• **Records from a dataset**

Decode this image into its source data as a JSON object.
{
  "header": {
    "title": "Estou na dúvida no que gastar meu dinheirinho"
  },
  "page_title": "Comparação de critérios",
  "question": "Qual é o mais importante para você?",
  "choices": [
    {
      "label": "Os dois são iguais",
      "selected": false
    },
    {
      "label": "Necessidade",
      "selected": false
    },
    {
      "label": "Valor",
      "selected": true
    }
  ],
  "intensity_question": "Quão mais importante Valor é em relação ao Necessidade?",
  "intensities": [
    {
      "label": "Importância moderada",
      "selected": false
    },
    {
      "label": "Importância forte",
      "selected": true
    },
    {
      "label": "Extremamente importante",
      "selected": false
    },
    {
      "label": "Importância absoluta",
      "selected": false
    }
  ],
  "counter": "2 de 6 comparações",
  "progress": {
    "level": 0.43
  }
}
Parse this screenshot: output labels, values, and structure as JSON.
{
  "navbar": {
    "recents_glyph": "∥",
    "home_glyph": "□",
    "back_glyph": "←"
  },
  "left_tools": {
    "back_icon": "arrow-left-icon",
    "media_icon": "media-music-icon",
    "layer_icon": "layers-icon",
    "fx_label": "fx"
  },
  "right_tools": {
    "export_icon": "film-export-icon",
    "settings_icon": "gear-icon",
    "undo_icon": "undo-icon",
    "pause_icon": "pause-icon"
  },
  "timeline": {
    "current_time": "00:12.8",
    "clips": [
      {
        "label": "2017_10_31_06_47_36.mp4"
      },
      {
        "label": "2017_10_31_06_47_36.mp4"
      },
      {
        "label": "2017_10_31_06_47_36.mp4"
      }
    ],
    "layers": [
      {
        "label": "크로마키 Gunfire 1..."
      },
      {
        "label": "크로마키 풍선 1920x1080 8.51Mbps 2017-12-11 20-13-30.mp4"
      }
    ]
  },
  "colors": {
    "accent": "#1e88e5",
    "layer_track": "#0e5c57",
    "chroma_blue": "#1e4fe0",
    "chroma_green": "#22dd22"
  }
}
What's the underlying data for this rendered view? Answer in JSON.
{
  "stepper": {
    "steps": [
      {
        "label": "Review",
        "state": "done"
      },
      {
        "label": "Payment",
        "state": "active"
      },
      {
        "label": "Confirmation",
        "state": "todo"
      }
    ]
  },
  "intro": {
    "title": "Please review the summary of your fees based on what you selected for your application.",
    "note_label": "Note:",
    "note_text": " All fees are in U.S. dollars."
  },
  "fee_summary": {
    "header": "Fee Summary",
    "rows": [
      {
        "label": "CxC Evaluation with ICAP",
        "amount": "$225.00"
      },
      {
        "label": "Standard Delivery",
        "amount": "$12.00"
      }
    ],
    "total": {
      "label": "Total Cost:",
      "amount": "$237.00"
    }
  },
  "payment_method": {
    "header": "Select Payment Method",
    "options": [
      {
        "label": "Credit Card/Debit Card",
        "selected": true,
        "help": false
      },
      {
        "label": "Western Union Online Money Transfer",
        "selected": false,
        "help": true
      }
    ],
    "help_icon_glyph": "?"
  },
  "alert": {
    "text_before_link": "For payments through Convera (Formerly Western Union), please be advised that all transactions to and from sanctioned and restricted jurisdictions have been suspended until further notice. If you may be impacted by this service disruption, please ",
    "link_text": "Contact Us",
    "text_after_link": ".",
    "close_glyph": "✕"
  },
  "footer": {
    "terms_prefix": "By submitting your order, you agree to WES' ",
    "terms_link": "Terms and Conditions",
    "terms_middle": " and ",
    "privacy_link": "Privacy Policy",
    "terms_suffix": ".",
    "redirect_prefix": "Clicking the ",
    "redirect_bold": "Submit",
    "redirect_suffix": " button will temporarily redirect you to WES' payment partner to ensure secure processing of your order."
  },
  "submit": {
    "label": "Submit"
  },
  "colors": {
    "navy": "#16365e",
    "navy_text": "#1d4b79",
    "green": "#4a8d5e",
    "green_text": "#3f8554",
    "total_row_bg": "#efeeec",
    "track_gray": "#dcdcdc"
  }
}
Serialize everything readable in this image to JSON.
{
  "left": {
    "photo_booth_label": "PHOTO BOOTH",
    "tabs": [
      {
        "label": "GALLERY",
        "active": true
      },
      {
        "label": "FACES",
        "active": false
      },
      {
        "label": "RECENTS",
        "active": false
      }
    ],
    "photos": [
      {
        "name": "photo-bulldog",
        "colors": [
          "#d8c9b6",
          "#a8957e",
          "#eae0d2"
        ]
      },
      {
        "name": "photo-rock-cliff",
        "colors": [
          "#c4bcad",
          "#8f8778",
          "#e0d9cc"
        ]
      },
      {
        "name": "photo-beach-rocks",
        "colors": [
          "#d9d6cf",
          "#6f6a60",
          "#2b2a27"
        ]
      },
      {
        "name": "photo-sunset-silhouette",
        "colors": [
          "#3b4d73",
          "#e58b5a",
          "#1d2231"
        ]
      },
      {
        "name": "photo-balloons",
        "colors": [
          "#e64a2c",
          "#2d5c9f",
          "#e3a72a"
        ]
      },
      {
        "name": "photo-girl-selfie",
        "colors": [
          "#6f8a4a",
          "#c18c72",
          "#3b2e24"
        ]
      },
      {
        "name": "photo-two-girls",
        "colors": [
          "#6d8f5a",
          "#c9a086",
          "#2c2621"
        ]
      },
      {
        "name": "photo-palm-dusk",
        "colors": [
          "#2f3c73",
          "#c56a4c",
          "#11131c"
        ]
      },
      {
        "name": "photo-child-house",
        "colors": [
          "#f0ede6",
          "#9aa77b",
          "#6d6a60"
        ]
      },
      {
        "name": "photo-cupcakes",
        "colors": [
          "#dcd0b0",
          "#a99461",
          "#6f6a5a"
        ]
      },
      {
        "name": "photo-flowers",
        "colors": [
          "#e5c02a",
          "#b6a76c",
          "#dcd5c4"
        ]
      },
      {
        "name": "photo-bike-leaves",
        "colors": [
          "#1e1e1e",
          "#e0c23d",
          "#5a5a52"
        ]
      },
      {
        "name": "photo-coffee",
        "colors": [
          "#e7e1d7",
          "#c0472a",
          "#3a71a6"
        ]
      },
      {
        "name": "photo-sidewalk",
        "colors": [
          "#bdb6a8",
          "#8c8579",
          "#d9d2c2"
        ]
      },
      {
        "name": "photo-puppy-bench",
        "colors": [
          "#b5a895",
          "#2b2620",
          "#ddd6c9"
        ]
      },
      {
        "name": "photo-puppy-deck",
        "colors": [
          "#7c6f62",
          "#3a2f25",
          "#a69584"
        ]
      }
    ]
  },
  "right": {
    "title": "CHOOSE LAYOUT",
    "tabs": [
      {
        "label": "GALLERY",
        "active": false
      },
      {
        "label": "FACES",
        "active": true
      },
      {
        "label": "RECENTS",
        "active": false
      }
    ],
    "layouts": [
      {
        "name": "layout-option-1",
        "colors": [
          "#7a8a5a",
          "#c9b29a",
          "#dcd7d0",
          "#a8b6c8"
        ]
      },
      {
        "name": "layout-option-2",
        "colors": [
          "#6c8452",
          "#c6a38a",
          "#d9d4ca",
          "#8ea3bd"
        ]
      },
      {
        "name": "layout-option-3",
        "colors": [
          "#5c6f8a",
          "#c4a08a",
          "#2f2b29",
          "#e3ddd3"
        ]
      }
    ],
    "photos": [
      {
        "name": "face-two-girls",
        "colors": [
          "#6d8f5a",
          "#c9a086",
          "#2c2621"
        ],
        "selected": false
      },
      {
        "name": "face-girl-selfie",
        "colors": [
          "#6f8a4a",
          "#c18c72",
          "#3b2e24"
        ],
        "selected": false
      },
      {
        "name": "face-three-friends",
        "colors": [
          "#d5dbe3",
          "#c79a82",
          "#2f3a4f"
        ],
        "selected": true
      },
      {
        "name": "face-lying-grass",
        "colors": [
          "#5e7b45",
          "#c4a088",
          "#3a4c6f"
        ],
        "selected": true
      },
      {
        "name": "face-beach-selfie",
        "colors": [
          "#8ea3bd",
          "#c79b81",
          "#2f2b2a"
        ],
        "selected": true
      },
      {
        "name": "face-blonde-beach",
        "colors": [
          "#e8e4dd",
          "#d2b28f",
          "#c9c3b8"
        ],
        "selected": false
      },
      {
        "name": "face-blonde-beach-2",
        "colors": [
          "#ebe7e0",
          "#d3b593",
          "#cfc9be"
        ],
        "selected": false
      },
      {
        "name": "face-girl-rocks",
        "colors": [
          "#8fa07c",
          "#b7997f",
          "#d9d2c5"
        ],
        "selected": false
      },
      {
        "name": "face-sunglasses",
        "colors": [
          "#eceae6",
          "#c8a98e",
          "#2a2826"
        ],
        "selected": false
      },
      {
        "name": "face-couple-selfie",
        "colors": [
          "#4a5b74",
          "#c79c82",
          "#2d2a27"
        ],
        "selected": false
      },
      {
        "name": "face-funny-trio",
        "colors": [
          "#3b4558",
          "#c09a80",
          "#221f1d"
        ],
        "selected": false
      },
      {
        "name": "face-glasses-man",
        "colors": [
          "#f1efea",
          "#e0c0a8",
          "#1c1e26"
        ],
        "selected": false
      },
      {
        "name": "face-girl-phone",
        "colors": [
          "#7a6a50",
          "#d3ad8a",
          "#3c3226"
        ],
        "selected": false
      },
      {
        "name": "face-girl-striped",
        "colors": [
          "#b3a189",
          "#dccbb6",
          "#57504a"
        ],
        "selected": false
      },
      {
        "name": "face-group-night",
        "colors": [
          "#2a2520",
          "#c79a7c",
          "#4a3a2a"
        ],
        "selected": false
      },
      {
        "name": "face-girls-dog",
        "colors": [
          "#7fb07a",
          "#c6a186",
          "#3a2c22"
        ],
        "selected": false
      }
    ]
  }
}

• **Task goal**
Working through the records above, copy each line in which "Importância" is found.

• **Solution**
      "label": "Importância moderada",
      "label": "Importância forte",
      "label": "Importância absoluta",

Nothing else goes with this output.